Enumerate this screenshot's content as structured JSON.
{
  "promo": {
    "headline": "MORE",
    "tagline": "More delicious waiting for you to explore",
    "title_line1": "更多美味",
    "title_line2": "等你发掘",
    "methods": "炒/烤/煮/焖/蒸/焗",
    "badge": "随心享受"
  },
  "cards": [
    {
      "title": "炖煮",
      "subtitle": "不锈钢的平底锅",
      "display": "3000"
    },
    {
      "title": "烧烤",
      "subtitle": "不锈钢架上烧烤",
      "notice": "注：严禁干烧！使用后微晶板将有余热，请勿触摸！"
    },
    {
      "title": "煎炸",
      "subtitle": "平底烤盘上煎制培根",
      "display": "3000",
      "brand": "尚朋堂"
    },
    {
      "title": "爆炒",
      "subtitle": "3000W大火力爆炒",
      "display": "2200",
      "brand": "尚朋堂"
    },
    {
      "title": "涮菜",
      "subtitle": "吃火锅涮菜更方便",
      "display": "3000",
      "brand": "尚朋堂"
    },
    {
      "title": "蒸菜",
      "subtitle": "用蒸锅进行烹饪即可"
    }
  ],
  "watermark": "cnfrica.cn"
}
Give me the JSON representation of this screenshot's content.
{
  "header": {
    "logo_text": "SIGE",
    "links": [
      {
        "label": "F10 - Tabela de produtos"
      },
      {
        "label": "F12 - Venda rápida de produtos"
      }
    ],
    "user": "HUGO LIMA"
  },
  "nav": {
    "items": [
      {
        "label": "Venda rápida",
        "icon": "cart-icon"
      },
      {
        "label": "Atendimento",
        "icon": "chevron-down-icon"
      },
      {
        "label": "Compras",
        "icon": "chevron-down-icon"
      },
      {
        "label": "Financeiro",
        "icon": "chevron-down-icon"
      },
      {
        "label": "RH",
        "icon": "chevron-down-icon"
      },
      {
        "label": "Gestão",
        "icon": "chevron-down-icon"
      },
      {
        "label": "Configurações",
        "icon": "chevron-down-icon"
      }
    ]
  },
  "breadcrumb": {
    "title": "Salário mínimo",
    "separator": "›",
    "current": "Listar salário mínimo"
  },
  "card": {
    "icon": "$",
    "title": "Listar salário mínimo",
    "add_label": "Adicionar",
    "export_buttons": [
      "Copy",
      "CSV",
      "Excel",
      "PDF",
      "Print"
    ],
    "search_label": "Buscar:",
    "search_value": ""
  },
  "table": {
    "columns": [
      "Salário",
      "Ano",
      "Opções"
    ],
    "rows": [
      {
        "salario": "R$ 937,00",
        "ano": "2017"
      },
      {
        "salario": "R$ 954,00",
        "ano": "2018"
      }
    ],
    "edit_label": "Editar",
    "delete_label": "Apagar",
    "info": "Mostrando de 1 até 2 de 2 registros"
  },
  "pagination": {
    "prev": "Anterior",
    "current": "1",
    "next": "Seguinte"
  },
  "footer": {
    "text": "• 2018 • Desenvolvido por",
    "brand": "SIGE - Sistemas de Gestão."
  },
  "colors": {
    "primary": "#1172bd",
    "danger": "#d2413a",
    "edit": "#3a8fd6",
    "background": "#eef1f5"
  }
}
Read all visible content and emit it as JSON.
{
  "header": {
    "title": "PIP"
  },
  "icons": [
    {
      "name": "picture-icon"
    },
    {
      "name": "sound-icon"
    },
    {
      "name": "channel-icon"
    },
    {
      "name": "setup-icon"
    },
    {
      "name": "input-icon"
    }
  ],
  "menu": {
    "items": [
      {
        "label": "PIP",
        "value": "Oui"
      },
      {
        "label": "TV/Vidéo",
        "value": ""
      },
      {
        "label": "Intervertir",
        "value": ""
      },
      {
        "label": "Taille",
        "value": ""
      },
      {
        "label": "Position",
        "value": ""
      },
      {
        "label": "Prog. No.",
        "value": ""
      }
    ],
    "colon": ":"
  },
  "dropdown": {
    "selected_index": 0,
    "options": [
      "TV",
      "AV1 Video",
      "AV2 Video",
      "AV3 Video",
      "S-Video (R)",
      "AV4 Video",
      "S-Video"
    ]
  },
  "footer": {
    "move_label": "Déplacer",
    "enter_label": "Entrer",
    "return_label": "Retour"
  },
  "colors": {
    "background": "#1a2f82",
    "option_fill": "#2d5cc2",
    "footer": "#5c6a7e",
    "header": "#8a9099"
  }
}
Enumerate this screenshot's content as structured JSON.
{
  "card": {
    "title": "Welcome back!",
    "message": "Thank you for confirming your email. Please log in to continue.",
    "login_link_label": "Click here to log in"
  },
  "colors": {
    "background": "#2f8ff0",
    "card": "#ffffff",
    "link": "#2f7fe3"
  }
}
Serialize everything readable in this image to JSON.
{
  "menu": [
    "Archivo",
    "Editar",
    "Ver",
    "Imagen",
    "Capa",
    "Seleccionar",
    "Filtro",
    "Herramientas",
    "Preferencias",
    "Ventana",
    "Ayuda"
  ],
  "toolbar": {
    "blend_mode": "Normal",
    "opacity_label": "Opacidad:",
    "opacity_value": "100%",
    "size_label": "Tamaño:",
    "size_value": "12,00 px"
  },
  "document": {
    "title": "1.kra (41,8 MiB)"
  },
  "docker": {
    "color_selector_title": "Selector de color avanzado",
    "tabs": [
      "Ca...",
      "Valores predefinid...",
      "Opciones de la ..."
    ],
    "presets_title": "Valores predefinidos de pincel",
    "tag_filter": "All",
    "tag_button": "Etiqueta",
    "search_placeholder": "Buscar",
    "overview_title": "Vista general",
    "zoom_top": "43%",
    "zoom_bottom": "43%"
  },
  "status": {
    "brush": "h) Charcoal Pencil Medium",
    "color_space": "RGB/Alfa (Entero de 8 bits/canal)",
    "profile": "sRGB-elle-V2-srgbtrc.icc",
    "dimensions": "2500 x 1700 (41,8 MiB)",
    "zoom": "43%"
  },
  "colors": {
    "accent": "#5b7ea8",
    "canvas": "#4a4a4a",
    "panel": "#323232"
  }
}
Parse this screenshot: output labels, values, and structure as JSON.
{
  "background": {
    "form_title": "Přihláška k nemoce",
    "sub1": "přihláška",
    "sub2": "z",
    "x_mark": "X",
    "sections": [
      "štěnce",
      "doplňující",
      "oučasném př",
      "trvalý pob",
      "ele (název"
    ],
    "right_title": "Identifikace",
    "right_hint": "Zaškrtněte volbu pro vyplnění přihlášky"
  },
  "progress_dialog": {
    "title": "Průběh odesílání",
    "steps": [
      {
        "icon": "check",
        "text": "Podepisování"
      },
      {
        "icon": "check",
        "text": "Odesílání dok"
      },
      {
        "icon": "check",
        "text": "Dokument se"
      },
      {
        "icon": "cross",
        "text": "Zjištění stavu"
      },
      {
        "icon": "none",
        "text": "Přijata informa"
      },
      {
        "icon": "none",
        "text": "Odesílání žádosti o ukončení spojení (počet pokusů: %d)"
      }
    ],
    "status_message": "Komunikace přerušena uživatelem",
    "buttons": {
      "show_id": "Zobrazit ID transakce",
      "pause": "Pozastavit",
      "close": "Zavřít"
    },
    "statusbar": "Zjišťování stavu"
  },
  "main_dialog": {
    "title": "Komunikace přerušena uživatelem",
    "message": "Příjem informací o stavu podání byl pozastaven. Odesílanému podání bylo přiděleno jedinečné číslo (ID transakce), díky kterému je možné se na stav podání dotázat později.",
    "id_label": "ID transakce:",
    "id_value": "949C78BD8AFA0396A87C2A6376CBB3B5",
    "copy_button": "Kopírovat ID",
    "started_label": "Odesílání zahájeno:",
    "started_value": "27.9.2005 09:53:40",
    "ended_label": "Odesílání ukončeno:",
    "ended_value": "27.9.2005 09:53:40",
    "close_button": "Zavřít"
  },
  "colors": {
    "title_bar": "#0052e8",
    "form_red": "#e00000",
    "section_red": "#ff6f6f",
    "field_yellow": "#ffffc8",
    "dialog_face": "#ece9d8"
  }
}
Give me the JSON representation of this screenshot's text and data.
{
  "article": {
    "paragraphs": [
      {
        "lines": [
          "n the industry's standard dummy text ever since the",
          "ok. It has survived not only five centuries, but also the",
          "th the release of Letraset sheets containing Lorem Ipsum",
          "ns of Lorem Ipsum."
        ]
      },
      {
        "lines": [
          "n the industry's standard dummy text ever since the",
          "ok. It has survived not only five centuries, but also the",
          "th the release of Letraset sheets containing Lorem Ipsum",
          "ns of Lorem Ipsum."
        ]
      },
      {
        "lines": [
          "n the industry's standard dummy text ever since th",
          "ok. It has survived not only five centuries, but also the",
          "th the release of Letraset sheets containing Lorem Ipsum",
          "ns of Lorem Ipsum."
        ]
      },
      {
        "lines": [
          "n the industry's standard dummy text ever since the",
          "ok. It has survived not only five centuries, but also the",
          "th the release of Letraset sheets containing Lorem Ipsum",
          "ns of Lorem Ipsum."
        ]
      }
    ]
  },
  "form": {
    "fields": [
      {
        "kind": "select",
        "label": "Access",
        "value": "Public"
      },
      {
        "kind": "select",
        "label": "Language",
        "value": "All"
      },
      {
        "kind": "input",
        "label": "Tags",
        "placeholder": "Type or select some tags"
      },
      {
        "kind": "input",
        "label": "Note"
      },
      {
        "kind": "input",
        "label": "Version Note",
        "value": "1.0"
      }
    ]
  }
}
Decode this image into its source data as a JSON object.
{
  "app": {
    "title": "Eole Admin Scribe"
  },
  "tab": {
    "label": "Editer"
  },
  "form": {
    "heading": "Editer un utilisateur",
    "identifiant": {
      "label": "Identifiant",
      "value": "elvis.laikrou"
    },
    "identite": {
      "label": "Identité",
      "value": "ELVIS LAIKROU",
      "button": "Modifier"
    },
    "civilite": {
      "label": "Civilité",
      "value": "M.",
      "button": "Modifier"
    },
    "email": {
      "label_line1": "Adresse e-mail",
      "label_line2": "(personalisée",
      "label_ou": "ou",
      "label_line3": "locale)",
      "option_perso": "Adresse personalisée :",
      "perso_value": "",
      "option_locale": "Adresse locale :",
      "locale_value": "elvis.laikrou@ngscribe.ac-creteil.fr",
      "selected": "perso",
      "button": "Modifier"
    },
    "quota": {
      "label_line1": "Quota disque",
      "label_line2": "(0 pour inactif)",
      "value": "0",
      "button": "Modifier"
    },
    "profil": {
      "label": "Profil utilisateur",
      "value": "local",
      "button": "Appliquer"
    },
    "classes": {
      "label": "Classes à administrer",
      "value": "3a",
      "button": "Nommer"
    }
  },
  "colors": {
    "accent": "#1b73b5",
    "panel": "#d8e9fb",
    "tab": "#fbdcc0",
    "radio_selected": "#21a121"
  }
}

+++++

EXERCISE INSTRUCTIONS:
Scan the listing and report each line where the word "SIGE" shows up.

SOLUTION TO THIS TASK:
    "logo_text": "SIGE",
    "brand": "SIGE - Sistemas de Gestão."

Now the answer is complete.